*WHAT IS REQUIRED*.
Pull every line containing "JSON" from the listing below.

* * *

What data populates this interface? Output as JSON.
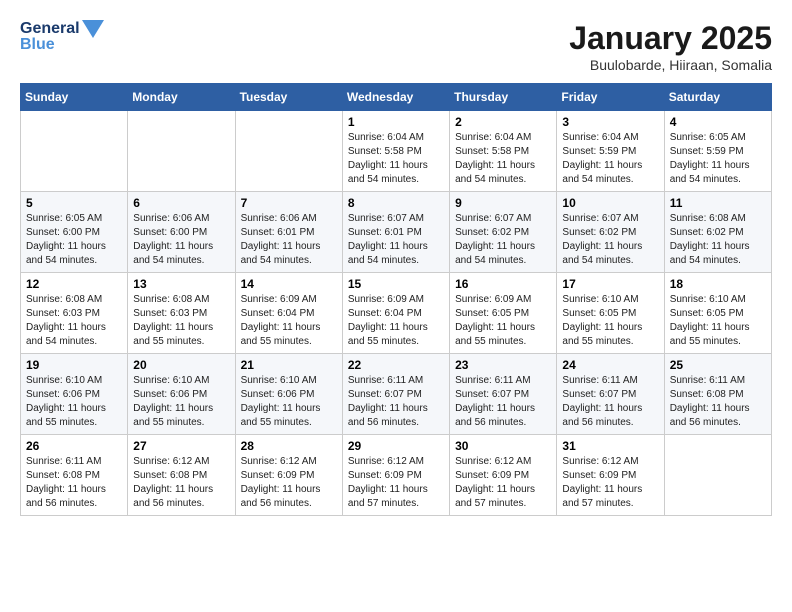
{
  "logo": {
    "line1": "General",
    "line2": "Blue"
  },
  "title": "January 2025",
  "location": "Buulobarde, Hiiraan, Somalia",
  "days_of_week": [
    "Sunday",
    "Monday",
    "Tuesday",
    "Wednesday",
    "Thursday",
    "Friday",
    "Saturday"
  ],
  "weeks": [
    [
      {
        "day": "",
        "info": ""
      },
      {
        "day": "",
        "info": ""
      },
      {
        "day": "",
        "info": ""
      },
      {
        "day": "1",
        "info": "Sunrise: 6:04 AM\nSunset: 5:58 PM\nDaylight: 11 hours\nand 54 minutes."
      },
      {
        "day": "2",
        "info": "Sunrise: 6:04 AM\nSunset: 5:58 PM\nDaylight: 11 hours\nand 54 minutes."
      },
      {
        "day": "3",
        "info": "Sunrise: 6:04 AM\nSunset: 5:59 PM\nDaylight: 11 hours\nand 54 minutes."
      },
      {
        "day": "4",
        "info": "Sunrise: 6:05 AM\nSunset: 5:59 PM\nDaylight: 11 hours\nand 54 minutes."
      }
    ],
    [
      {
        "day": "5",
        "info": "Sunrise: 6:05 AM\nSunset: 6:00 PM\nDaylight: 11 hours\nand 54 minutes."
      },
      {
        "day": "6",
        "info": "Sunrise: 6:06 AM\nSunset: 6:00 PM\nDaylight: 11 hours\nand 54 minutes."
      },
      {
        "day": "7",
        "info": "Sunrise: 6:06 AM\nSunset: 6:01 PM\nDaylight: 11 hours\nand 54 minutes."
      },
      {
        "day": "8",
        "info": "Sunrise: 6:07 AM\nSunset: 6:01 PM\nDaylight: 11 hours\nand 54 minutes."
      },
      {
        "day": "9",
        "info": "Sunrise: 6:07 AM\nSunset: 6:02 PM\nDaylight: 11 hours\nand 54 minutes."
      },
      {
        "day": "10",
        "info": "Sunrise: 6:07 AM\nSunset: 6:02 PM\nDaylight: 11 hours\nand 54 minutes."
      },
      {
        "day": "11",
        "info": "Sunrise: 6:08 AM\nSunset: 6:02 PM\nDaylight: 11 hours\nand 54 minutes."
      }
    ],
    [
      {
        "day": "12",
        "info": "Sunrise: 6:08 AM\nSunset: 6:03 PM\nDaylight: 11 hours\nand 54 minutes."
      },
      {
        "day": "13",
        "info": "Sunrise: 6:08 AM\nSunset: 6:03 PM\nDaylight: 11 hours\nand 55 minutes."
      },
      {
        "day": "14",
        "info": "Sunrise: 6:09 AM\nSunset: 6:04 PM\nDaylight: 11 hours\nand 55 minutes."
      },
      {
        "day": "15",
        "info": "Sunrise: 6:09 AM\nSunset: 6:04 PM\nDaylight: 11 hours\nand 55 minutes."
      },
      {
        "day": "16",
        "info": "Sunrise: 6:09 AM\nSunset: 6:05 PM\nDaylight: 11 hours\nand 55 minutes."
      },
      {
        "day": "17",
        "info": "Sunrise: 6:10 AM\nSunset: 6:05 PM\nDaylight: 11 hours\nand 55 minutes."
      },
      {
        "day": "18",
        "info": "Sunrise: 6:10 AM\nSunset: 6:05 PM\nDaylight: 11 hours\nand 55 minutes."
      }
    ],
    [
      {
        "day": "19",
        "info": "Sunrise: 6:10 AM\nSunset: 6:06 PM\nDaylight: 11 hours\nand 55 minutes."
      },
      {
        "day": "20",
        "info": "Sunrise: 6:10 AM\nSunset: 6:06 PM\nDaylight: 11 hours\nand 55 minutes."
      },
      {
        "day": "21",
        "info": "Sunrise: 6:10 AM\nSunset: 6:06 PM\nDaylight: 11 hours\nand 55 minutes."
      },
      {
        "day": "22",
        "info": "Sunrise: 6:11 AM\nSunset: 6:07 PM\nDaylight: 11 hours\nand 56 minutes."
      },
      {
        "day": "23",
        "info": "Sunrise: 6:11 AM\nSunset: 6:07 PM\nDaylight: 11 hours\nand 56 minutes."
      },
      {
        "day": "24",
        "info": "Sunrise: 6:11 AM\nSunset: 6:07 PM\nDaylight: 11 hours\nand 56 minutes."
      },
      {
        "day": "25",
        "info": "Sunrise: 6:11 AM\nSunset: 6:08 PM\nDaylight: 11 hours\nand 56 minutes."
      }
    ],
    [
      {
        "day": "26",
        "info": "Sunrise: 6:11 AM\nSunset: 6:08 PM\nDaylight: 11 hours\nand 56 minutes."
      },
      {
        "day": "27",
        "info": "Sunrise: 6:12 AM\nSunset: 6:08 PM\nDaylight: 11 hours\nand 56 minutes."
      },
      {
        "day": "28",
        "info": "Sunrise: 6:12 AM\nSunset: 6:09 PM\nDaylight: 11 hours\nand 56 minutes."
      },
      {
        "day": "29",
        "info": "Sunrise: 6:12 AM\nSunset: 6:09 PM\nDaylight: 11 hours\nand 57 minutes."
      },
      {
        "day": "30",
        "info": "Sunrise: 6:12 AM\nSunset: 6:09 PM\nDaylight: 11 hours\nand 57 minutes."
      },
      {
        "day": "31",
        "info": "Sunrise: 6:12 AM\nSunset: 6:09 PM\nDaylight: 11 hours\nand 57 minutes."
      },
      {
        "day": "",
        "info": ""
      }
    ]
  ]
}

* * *

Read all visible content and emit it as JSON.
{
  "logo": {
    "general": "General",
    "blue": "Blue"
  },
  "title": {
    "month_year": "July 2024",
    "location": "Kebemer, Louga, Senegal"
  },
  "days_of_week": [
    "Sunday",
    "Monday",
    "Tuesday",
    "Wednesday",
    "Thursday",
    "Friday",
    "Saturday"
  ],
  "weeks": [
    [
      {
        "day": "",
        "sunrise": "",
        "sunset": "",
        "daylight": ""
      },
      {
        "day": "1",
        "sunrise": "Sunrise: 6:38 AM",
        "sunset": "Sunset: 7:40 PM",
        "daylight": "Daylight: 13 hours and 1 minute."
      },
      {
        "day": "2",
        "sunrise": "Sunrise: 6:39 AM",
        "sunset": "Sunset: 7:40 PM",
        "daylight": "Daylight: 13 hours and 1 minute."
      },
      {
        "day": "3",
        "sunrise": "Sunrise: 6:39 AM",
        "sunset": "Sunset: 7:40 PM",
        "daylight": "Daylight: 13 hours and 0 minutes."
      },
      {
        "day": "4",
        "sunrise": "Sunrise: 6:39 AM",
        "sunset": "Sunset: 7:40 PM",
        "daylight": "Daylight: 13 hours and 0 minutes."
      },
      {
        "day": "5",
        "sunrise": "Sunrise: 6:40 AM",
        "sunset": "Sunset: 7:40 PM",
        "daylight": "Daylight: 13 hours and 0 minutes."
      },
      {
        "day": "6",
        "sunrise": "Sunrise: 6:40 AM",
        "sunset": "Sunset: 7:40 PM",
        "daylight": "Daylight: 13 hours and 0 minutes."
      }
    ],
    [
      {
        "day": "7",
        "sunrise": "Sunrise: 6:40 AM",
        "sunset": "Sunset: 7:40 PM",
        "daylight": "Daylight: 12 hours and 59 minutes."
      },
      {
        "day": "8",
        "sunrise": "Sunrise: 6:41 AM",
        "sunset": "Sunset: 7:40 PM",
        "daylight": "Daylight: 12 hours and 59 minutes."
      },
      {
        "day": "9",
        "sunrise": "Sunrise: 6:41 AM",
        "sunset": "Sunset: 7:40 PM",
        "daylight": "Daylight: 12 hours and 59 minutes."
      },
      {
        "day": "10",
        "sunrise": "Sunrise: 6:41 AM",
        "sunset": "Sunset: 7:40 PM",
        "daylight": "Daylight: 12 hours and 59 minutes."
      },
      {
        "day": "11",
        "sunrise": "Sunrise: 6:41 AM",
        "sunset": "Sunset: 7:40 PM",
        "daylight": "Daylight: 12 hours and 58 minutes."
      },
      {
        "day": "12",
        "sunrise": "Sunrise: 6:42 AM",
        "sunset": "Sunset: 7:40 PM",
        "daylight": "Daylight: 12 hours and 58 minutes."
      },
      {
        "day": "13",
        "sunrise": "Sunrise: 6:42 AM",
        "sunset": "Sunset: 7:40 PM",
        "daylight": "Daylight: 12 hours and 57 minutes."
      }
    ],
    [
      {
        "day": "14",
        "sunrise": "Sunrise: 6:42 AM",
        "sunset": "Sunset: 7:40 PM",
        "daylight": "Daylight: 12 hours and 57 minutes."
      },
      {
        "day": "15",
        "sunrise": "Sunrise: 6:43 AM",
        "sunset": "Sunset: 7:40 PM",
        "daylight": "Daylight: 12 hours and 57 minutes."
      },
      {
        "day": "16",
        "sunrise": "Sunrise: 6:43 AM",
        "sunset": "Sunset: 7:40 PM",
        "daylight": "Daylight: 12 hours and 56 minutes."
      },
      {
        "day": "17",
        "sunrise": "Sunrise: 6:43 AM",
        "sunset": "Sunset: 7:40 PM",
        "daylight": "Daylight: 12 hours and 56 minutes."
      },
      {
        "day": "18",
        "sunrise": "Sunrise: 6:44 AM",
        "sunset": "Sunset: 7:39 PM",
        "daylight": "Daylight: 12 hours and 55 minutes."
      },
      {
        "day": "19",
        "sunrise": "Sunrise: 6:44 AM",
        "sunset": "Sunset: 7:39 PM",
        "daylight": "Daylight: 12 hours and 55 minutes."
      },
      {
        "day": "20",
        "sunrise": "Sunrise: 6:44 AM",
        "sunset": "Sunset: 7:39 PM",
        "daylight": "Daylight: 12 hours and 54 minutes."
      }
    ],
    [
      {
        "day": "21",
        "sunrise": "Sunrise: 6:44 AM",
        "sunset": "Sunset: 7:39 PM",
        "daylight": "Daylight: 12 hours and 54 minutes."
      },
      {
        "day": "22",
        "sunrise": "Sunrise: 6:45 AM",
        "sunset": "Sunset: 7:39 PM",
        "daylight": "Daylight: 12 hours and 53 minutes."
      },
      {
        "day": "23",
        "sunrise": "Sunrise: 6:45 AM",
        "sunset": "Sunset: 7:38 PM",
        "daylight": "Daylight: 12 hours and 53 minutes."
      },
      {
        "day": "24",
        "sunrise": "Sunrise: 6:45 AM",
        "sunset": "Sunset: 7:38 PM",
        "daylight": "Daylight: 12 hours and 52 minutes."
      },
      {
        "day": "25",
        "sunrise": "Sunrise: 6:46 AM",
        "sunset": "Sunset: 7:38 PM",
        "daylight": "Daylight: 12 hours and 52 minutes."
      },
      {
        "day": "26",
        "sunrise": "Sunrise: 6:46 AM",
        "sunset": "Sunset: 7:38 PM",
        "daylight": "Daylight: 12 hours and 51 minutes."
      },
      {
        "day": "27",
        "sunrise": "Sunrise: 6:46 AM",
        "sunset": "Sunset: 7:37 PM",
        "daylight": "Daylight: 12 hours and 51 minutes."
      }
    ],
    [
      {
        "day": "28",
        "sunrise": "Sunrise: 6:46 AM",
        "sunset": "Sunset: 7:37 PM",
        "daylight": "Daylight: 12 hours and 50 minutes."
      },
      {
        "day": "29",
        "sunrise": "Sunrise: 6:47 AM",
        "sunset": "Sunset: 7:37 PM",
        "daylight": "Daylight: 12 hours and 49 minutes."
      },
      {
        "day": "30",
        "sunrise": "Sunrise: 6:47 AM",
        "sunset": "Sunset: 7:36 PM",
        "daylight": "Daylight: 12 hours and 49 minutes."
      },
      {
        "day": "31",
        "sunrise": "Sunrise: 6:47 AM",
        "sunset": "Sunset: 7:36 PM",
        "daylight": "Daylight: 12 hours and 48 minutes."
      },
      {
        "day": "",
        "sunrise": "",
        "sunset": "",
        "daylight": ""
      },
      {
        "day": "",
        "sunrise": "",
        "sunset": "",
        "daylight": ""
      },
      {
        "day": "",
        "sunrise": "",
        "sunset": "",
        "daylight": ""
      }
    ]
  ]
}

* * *

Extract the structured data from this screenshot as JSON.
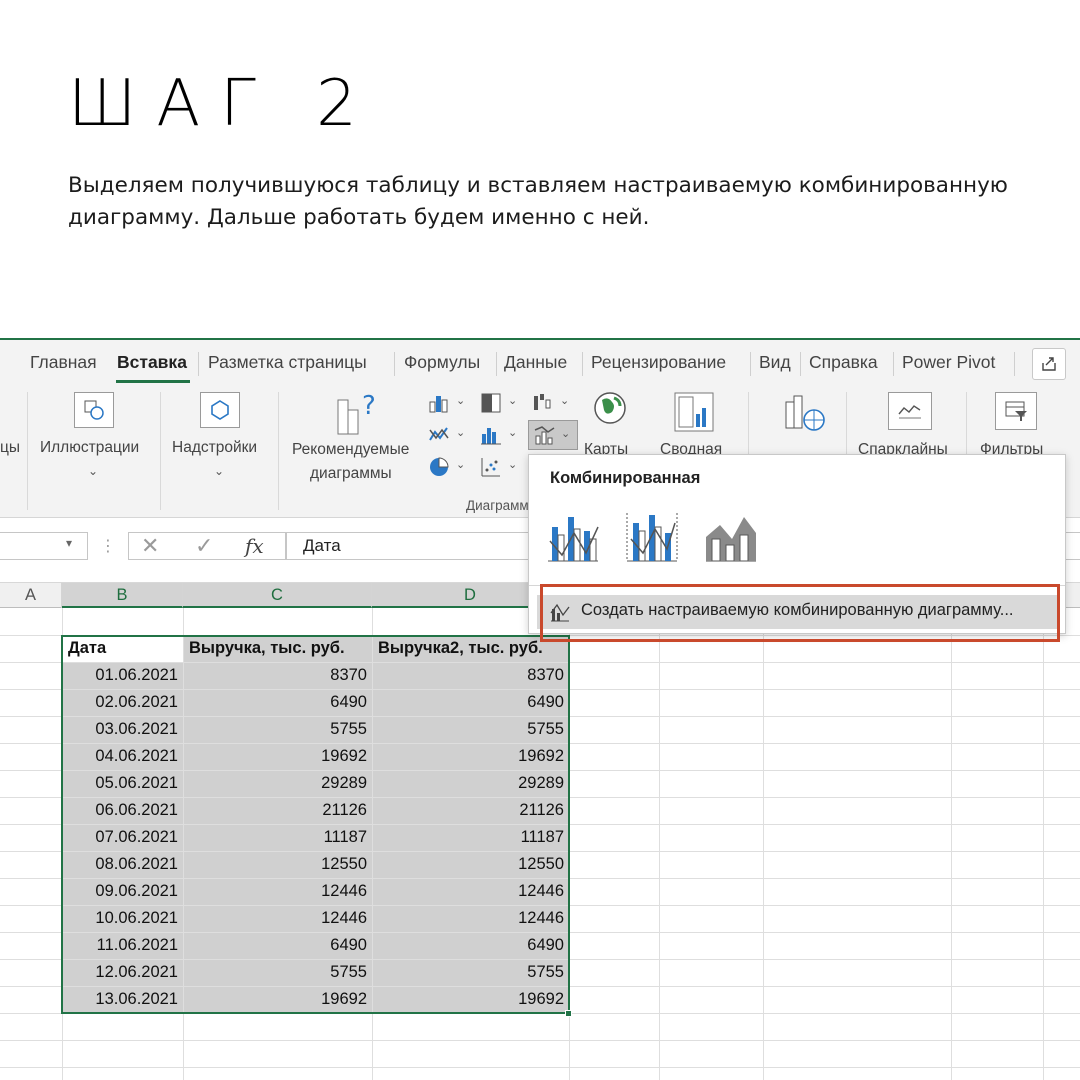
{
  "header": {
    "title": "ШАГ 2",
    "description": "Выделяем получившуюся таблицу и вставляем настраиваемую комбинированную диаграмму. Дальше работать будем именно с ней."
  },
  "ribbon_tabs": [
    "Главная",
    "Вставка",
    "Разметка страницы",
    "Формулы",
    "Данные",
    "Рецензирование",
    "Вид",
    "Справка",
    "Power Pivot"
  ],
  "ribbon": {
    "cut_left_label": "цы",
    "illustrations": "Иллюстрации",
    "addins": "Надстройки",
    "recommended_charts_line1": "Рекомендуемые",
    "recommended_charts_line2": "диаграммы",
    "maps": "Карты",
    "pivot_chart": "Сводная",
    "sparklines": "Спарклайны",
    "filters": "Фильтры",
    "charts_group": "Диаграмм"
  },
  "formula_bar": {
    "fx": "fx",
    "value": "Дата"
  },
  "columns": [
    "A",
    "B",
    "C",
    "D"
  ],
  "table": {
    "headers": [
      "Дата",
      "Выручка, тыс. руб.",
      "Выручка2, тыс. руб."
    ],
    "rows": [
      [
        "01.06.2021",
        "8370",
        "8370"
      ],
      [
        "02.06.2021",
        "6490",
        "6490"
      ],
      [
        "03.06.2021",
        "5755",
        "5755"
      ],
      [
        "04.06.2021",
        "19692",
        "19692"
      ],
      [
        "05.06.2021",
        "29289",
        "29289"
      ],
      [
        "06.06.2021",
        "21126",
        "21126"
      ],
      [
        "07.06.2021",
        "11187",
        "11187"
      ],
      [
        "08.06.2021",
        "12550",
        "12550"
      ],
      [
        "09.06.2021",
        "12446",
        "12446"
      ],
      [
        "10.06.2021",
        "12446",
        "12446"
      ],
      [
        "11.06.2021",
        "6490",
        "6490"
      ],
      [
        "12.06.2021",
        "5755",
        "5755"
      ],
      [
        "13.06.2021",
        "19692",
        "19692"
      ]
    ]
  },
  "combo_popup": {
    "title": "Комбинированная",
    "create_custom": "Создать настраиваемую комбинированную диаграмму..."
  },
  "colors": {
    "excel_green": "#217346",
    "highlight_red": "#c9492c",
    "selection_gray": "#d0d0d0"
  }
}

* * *

*EXPECTED OUTPUT*.
What data populates this interface? Output as JSON.
Read all visible content and emit it as JSON.
Extract the structured data from this screenshot as JSON.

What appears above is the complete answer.